> PROBLEM: Look for the word "from" in the entries and copy every line where it shows up.

> EXCERPTED DATA:
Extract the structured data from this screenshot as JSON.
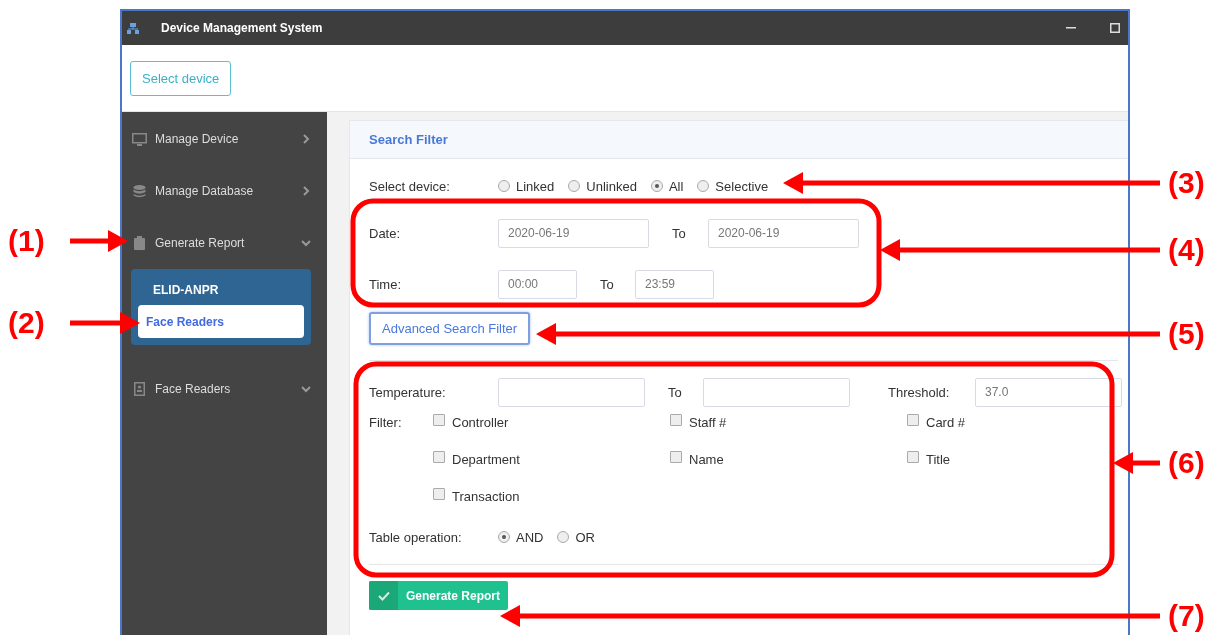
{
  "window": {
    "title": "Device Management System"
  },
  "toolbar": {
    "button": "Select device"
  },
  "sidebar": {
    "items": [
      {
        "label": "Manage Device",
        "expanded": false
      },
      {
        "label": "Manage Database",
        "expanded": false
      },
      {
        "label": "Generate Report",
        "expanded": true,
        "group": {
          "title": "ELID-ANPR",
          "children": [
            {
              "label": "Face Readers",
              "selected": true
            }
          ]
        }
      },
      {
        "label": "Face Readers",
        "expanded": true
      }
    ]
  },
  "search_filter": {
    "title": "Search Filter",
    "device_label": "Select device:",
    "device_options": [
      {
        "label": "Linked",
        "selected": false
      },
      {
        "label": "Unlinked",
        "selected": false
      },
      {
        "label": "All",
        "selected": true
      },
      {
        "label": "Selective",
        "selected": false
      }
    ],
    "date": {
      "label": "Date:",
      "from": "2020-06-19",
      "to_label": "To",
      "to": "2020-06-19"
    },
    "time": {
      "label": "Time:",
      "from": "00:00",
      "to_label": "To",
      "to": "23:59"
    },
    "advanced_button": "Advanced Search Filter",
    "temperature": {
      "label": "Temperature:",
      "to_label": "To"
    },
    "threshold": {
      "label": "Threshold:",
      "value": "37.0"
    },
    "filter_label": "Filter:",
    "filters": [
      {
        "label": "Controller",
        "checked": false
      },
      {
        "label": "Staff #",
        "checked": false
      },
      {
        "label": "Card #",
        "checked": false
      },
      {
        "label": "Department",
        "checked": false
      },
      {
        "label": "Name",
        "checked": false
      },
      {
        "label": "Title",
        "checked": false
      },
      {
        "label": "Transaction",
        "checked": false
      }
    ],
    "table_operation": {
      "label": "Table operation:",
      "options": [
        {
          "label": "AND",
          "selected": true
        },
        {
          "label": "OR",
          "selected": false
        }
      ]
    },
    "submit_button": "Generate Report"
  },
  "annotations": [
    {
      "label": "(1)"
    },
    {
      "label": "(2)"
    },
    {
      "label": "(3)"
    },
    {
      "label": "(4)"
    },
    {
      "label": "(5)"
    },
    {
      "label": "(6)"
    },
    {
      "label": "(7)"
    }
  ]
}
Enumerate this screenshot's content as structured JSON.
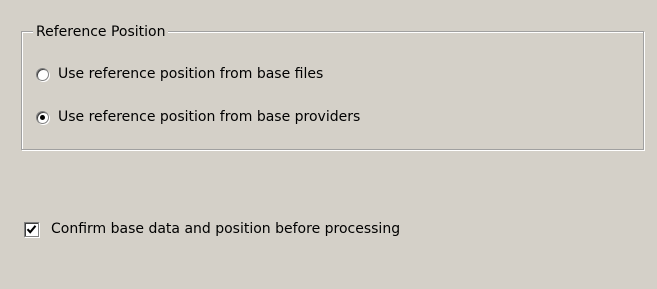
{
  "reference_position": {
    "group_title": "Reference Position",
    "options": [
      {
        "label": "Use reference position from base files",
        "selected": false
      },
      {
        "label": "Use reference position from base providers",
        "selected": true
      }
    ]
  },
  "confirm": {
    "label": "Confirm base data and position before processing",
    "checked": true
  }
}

> OUTPUT OF THE EXERCISE:
Extract the structured data from this screenshot as JSON.
      "from": "2020-06-19",
      "from": "00:00",
        "label": "Use reference position from base files",
        "label": "Use reference position from base providers",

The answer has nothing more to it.